SOURCE MATERIAL section start

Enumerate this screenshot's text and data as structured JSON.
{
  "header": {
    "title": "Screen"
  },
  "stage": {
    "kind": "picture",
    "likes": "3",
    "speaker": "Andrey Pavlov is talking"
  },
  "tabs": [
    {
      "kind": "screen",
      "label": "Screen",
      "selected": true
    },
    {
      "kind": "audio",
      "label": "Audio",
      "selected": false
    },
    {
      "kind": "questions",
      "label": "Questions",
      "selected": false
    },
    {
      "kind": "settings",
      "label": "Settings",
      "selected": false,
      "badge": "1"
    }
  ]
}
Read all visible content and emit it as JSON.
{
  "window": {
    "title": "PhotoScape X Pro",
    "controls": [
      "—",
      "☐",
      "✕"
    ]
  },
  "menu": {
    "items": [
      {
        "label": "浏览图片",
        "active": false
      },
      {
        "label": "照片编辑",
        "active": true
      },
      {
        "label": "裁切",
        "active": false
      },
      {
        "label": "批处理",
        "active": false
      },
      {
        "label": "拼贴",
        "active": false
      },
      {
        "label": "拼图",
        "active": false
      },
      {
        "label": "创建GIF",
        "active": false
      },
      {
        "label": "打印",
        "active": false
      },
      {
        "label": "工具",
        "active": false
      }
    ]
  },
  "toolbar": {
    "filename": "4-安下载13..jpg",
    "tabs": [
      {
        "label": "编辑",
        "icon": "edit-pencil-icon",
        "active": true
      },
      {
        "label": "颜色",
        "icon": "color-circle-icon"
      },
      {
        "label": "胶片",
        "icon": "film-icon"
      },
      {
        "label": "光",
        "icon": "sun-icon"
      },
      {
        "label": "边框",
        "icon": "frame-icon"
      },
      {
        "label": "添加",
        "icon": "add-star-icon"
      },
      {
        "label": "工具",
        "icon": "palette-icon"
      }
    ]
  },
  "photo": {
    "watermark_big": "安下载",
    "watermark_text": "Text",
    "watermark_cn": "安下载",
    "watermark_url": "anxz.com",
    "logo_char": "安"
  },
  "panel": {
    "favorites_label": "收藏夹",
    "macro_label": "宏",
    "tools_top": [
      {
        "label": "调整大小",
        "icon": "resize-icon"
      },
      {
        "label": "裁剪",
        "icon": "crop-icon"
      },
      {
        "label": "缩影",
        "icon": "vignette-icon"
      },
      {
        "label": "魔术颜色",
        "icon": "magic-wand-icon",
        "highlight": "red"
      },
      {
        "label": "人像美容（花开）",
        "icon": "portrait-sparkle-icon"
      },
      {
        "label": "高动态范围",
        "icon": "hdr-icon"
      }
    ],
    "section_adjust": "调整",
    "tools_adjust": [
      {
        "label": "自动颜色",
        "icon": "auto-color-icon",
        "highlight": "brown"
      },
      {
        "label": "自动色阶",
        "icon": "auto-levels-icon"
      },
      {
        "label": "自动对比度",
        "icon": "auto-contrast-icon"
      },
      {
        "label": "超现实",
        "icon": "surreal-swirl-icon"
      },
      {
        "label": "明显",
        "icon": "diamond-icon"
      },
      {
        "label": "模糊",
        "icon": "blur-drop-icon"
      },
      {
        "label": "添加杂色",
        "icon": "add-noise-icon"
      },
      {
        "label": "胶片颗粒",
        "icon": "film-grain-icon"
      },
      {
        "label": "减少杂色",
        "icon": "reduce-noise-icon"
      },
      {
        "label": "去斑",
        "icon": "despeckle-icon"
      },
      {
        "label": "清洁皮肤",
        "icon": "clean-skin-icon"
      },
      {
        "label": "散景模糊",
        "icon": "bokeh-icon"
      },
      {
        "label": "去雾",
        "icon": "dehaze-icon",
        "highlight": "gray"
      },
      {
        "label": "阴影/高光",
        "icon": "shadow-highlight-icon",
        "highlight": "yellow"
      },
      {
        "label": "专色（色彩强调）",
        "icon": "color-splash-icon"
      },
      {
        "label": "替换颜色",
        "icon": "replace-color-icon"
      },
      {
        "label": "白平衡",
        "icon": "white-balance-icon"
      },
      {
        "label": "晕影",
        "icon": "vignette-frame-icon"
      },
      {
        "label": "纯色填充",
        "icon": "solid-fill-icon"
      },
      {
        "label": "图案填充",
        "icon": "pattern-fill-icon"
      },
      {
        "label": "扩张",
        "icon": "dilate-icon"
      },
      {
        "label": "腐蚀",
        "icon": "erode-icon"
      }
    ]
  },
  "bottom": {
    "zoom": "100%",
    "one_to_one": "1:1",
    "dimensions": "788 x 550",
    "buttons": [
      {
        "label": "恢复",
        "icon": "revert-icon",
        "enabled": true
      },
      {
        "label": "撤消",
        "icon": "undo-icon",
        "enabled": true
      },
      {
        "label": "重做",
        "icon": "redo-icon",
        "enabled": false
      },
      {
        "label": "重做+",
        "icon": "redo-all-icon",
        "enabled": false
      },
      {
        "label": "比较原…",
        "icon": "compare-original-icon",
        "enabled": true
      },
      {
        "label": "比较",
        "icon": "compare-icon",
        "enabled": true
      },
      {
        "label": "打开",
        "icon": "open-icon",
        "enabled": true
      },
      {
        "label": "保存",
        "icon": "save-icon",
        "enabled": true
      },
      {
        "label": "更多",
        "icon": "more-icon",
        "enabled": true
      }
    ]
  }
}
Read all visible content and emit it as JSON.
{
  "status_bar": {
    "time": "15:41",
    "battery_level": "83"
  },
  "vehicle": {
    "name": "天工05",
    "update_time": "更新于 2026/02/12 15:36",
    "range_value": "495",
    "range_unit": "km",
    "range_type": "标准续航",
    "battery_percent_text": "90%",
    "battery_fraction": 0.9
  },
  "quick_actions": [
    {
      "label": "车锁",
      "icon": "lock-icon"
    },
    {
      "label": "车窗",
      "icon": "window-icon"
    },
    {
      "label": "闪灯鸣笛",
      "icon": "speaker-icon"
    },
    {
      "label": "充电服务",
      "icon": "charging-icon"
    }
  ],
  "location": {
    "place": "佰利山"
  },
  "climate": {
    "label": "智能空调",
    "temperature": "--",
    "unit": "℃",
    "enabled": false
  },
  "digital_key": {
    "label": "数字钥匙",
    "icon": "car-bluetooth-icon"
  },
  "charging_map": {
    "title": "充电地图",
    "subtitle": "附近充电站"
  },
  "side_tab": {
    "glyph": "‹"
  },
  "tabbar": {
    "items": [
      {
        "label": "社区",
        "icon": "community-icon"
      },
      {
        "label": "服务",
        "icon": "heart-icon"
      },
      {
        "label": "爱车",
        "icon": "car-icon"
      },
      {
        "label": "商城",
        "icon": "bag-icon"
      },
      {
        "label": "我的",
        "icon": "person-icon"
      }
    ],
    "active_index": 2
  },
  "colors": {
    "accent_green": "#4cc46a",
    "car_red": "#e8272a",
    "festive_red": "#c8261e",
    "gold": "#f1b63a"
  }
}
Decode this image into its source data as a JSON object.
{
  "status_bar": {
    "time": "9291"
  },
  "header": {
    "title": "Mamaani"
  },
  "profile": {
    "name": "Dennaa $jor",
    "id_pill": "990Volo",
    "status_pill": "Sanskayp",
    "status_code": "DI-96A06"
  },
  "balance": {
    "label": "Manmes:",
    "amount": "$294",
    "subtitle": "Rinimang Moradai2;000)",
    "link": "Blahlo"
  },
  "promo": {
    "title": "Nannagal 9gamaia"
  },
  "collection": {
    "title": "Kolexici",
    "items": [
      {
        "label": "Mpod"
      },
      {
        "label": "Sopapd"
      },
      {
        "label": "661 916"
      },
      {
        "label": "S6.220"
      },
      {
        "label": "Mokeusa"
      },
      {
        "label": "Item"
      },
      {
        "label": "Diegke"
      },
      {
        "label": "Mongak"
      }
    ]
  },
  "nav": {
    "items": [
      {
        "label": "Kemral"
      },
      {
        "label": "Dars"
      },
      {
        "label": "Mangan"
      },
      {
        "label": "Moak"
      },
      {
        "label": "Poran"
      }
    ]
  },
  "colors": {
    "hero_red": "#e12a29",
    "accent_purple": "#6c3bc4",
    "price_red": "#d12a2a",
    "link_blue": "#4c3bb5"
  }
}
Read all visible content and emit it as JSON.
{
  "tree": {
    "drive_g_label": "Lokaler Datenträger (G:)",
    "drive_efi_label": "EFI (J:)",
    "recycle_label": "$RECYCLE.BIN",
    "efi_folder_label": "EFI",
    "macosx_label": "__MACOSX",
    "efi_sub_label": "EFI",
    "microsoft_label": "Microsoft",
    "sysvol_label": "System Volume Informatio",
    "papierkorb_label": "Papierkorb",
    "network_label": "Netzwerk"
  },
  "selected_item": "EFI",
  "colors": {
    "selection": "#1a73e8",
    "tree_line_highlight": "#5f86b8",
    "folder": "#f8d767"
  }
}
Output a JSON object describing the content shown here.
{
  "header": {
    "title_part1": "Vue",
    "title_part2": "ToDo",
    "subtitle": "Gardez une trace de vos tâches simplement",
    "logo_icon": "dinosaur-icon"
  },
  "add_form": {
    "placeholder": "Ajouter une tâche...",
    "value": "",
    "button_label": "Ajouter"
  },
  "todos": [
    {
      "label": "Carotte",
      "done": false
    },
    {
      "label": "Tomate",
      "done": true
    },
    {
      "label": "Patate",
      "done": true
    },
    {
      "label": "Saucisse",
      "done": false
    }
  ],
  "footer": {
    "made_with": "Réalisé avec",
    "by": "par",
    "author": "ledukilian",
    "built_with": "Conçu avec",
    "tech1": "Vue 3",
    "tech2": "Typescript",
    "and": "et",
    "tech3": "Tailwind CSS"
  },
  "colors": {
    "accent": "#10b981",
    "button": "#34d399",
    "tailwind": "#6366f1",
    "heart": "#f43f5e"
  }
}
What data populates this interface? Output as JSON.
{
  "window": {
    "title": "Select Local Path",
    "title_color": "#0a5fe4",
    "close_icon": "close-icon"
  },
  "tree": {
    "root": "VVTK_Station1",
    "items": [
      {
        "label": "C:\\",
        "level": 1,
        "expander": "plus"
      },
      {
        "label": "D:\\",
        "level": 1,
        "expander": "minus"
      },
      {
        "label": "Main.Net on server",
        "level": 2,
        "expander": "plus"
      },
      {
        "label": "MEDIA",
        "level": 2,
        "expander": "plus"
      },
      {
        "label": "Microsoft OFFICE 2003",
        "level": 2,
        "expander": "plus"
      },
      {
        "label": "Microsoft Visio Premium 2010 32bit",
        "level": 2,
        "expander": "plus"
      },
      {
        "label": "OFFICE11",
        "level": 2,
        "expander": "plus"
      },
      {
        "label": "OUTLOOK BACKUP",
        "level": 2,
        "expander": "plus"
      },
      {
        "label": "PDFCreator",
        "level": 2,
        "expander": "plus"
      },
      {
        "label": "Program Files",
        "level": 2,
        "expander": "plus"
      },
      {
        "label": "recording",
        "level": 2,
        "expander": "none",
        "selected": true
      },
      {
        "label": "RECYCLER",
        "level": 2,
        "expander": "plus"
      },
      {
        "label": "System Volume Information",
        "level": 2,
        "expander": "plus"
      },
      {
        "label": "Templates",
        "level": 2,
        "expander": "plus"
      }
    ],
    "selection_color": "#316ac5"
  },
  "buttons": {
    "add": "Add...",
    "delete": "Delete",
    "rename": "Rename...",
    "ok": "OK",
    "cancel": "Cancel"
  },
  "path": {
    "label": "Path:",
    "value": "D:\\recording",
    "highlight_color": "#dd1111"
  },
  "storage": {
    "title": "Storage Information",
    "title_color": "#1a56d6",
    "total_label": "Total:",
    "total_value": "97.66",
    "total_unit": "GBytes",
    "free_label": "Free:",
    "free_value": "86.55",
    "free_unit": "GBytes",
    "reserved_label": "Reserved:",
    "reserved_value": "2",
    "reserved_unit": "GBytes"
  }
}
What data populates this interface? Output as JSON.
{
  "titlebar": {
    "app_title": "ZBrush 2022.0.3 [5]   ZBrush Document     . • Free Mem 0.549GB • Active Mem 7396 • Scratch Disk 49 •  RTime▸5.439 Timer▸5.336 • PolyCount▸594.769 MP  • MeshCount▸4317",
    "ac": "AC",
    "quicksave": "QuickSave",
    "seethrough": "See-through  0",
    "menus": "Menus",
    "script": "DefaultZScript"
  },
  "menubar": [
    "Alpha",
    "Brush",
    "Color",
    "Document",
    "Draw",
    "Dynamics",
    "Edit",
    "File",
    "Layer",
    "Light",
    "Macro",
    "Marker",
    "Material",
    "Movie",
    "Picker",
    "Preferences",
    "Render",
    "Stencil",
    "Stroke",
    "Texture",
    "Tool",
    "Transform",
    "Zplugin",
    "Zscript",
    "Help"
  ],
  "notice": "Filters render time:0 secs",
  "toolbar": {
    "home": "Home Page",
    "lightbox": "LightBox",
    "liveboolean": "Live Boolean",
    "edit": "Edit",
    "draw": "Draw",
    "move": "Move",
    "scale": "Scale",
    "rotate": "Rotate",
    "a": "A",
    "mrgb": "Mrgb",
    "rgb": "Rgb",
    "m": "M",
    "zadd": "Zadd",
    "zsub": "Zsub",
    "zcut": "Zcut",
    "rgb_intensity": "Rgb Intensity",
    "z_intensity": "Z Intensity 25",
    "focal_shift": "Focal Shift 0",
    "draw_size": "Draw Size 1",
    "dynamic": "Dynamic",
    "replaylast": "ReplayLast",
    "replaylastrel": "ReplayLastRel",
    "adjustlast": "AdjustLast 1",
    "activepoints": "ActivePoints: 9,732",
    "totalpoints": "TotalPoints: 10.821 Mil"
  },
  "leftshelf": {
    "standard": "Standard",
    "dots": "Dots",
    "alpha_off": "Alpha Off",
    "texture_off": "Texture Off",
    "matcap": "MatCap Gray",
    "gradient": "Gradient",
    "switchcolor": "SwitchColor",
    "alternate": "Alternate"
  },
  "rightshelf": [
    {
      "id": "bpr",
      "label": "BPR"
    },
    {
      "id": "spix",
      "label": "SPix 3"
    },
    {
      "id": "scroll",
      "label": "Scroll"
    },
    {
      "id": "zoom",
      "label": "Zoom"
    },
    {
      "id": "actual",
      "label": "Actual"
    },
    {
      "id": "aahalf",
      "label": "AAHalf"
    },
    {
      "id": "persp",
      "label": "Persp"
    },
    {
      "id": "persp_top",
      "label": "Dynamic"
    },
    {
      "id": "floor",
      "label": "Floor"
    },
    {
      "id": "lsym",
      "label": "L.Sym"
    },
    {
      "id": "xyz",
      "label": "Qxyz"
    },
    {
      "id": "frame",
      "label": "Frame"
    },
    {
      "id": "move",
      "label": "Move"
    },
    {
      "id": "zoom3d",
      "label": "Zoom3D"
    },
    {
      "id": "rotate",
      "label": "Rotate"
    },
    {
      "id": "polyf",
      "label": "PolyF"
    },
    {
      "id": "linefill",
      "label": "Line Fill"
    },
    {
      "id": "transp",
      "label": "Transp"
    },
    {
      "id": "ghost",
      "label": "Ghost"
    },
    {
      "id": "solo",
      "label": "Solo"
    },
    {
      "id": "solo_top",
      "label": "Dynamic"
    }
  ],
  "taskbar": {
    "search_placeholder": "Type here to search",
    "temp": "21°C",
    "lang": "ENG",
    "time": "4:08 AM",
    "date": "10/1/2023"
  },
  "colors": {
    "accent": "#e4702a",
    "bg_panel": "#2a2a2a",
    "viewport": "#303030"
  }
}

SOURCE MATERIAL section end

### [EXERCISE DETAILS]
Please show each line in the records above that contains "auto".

### [TASK OUTPUT]
        "icon": "auto-color-icon",
        "icon": "auto-levels-icon"
        "icon": "auto-contrast-icon"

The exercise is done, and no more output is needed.